Excerpts from an interface dataset:
________

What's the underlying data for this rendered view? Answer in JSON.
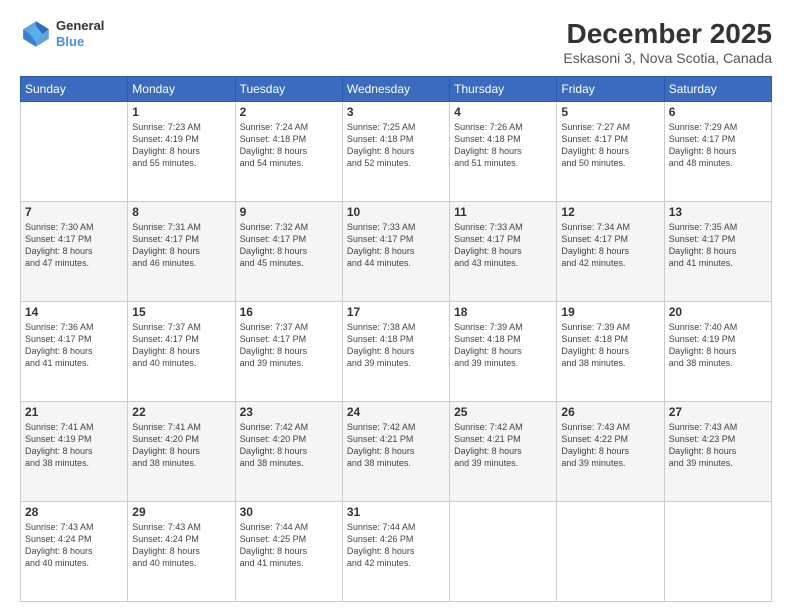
{
  "header": {
    "logo_line1": "General",
    "logo_line2": "Blue",
    "title": "December 2025",
    "subtitle": "Eskasoni 3, Nova Scotia, Canada"
  },
  "weekdays": [
    "Sunday",
    "Monday",
    "Tuesday",
    "Wednesday",
    "Thursday",
    "Friday",
    "Saturday"
  ],
  "weeks": [
    [
      {
        "day": "",
        "info": ""
      },
      {
        "day": "1",
        "info": "Sunrise: 7:23 AM\nSunset: 4:19 PM\nDaylight: 8 hours\nand 55 minutes."
      },
      {
        "day": "2",
        "info": "Sunrise: 7:24 AM\nSunset: 4:18 PM\nDaylight: 8 hours\nand 54 minutes."
      },
      {
        "day": "3",
        "info": "Sunrise: 7:25 AM\nSunset: 4:18 PM\nDaylight: 8 hours\nand 52 minutes."
      },
      {
        "day": "4",
        "info": "Sunrise: 7:26 AM\nSunset: 4:18 PM\nDaylight: 8 hours\nand 51 minutes."
      },
      {
        "day": "5",
        "info": "Sunrise: 7:27 AM\nSunset: 4:17 PM\nDaylight: 8 hours\nand 50 minutes."
      },
      {
        "day": "6",
        "info": "Sunrise: 7:29 AM\nSunset: 4:17 PM\nDaylight: 8 hours\nand 48 minutes."
      }
    ],
    [
      {
        "day": "7",
        "info": "Sunrise: 7:30 AM\nSunset: 4:17 PM\nDaylight: 8 hours\nand 47 minutes."
      },
      {
        "day": "8",
        "info": "Sunrise: 7:31 AM\nSunset: 4:17 PM\nDaylight: 8 hours\nand 46 minutes."
      },
      {
        "day": "9",
        "info": "Sunrise: 7:32 AM\nSunset: 4:17 PM\nDaylight: 8 hours\nand 45 minutes."
      },
      {
        "day": "10",
        "info": "Sunrise: 7:33 AM\nSunset: 4:17 PM\nDaylight: 8 hours\nand 44 minutes."
      },
      {
        "day": "11",
        "info": "Sunrise: 7:33 AM\nSunset: 4:17 PM\nDaylight: 8 hours\nand 43 minutes."
      },
      {
        "day": "12",
        "info": "Sunrise: 7:34 AM\nSunset: 4:17 PM\nDaylight: 8 hours\nand 42 minutes."
      },
      {
        "day": "13",
        "info": "Sunrise: 7:35 AM\nSunset: 4:17 PM\nDaylight: 8 hours\nand 41 minutes."
      }
    ],
    [
      {
        "day": "14",
        "info": "Sunrise: 7:36 AM\nSunset: 4:17 PM\nDaylight: 8 hours\nand 41 minutes."
      },
      {
        "day": "15",
        "info": "Sunrise: 7:37 AM\nSunset: 4:17 PM\nDaylight: 8 hours\nand 40 minutes."
      },
      {
        "day": "16",
        "info": "Sunrise: 7:37 AM\nSunset: 4:17 PM\nDaylight: 8 hours\nand 39 minutes."
      },
      {
        "day": "17",
        "info": "Sunrise: 7:38 AM\nSunset: 4:18 PM\nDaylight: 8 hours\nand 39 minutes."
      },
      {
        "day": "18",
        "info": "Sunrise: 7:39 AM\nSunset: 4:18 PM\nDaylight: 8 hours\nand 39 minutes."
      },
      {
        "day": "19",
        "info": "Sunrise: 7:39 AM\nSunset: 4:18 PM\nDaylight: 8 hours\nand 38 minutes."
      },
      {
        "day": "20",
        "info": "Sunrise: 7:40 AM\nSunset: 4:19 PM\nDaylight: 8 hours\nand 38 minutes."
      }
    ],
    [
      {
        "day": "21",
        "info": "Sunrise: 7:41 AM\nSunset: 4:19 PM\nDaylight: 8 hours\nand 38 minutes."
      },
      {
        "day": "22",
        "info": "Sunrise: 7:41 AM\nSunset: 4:20 PM\nDaylight: 8 hours\nand 38 minutes."
      },
      {
        "day": "23",
        "info": "Sunrise: 7:42 AM\nSunset: 4:20 PM\nDaylight: 8 hours\nand 38 minutes."
      },
      {
        "day": "24",
        "info": "Sunrise: 7:42 AM\nSunset: 4:21 PM\nDaylight: 8 hours\nand 38 minutes."
      },
      {
        "day": "25",
        "info": "Sunrise: 7:42 AM\nSunset: 4:21 PM\nDaylight: 8 hours\nand 39 minutes."
      },
      {
        "day": "26",
        "info": "Sunrise: 7:43 AM\nSunset: 4:22 PM\nDaylight: 8 hours\nand 39 minutes."
      },
      {
        "day": "27",
        "info": "Sunrise: 7:43 AM\nSunset: 4:23 PM\nDaylight: 8 hours\nand 39 minutes."
      }
    ],
    [
      {
        "day": "28",
        "info": "Sunrise: 7:43 AM\nSunset: 4:24 PM\nDaylight: 8 hours\nand 40 minutes."
      },
      {
        "day": "29",
        "info": "Sunrise: 7:43 AM\nSunset: 4:24 PM\nDaylight: 8 hours\nand 40 minutes."
      },
      {
        "day": "30",
        "info": "Sunrise: 7:44 AM\nSunset: 4:25 PM\nDaylight: 8 hours\nand 41 minutes."
      },
      {
        "day": "31",
        "info": "Sunrise: 7:44 AM\nSunset: 4:26 PM\nDaylight: 8 hours\nand 42 minutes."
      },
      {
        "day": "",
        "info": ""
      },
      {
        "day": "",
        "info": ""
      },
      {
        "day": "",
        "info": ""
      }
    ]
  ]
}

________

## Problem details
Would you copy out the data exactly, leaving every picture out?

## Answer box
What's the underlying data for this rendered view? Answer in JSON.
{
  "header": {
    "logo_line1": "General",
    "logo_line2": "Blue",
    "title": "December 2025",
    "subtitle": "Eskasoni 3, Nova Scotia, Canada"
  },
  "weekdays": [
    "Sunday",
    "Monday",
    "Tuesday",
    "Wednesday",
    "Thursday",
    "Friday",
    "Saturday"
  ],
  "weeks": [
    [
      {
        "day": "",
        "info": ""
      },
      {
        "day": "1",
        "info": "Sunrise: 7:23 AM\nSunset: 4:19 PM\nDaylight: 8 hours\nand 55 minutes."
      },
      {
        "day": "2",
        "info": "Sunrise: 7:24 AM\nSunset: 4:18 PM\nDaylight: 8 hours\nand 54 minutes."
      },
      {
        "day": "3",
        "info": "Sunrise: 7:25 AM\nSunset: 4:18 PM\nDaylight: 8 hours\nand 52 minutes."
      },
      {
        "day": "4",
        "info": "Sunrise: 7:26 AM\nSunset: 4:18 PM\nDaylight: 8 hours\nand 51 minutes."
      },
      {
        "day": "5",
        "info": "Sunrise: 7:27 AM\nSunset: 4:17 PM\nDaylight: 8 hours\nand 50 minutes."
      },
      {
        "day": "6",
        "info": "Sunrise: 7:29 AM\nSunset: 4:17 PM\nDaylight: 8 hours\nand 48 minutes."
      }
    ],
    [
      {
        "day": "7",
        "info": "Sunrise: 7:30 AM\nSunset: 4:17 PM\nDaylight: 8 hours\nand 47 minutes."
      },
      {
        "day": "8",
        "info": "Sunrise: 7:31 AM\nSunset: 4:17 PM\nDaylight: 8 hours\nand 46 minutes."
      },
      {
        "day": "9",
        "info": "Sunrise: 7:32 AM\nSunset: 4:17 PM\nDaylight: 8 hours\nand 45 minutes."
      },
      {
        "day": "10",
        "info": "Sunrise: 7:33 AM\nSunset: 4:17 PM\nDaylight: 8 hours\nand 44 minutes."
      },
      {
        "day": "11",
        "info": "Sunrise: 7:33 AM\nSunset: 4:17 PM\nDaylight: 8 hours\nand 43 minutes."
      },
      {
        "day": "12",
        "info": "Sunrise: 7:34 AM\nSunset: 4:17 PM\nDaylight: 8 hours\nand 42 minutes."
      },
      {
        "day": "13",
        "info": "Sunrise: 7:35 AM\nSunset: 4:17 PM\nDaylight: 8 hours\nand 41 minutes."
      }
    ],
    [
      {
        "day": "14",
        "info": "Sunrise: 7:36 AM\nSunset: 4:17 PM\nDaylight: 8 hours\nand 41 minutes."
      },
      {
        "day": "15",
        "info": "Sunrise: 7:37 AM\nSunset: 4:17 PM\nDaylight: 8 hours\nand 40 minutes."
      },
      {
        "day": "16",
        "info": "Sunrise: 7:37 AM\nSunset: 4:17 PM\nDaylight: 8 hours\nand 39 minutes."
      },
      {
        "day": "17",
        "info": "Sunrise: 7:38 AM\nSunset: 4:18 PM\nDaylight: 8 hours\nand 39 minutes."
      },
      {
        "day": "18",
        "info": "Sunrise: 7:39 AM\nSunset: 4:18 PM\nDaylight: 8 hours\nand 39 minutes."
      },
      {
        "day": "19",
        "info": "Sunrise: 7:39 AM\nSunset: 4:18 PM\nDaylight: 8 hours\nand 38 minutes."
      },
      {
        "day": "20",
        "info": "Sunrise: 7:40 AM\nSunset: 4:19 PM\nDaylight: 8 hours\nand 38 minutes."
      }
    ],
    [
      {
        "day": "21",
        "info": "Sunrise: 7:41 AM\nSunset: 4:19 PM\nDaylight: 8 hours\nand 38 minutes."
      },
      {
        "day": "22",
        "info": "Sunrise: 7:41 AM\nSunset: 4:20 PM\nDaylight: 8 hours\nand 38 minutes."
      },
      {
        "day": "23",
        "info": "Sunrise: 7:42 AM\nSunset: 4:20 PM\nDaylight: 8 hours\nand 38 minutes."
      },
      {
        "day": "24",
        "info": "Sunrise: 7:42 AM\nSunset: 4:21 PM\nDaylight: 8 hours\nand 38 minutes."
      },
      {
        "day": "25",
        "info": "Sunrise: 7:42 AM\nSunset: 4:21 PM\nDaylight: 8 hours\nand 39 minutes."
      },
      {
        "day": "26",
        "info": "Sunrise: 7:43 AM\nSunset: 4:22 PM\nDaylight: 8 hours\nand 39 minutes."
      },
      {
        "day": "27",
        "info": "Sunrise: 7:43 AM\nSunset: 4:23 PM\nDaylight: 8 hours\nand 39 minutes."
      }
    ],
    [
      {
        "day": "28",
        "info": "Sunrise: 7:43 AM\nSunset: 4:24 PM\nDaylight: 8 hours\nand 40 minutes."
      },
      {
        "day": "29",
        "info": "Sunrise: 7:43 AM\nSunset: 4:24 PM\nDaylight: 8 hours\nand 40 minutes."
      },
      {
        "day": "30",
        "info": "Sunrise: 7:44 AM\nSunset: 4:25 PM\nDaylight: 8 hours\nand 41 minutes."
      },
      {
        "day": "31",
        "info": "Sunrise: 7:44 AM\nSunset: 4:26 PM\nDaylight: 8 hours\nand 42 minutes."
      },
      {
        "day": "",
        "info": ""
      },
      {
        "day": "",
        "info": ""
      },
      {
        "day": "",
        "info": ""
      }
    ]
  ]
}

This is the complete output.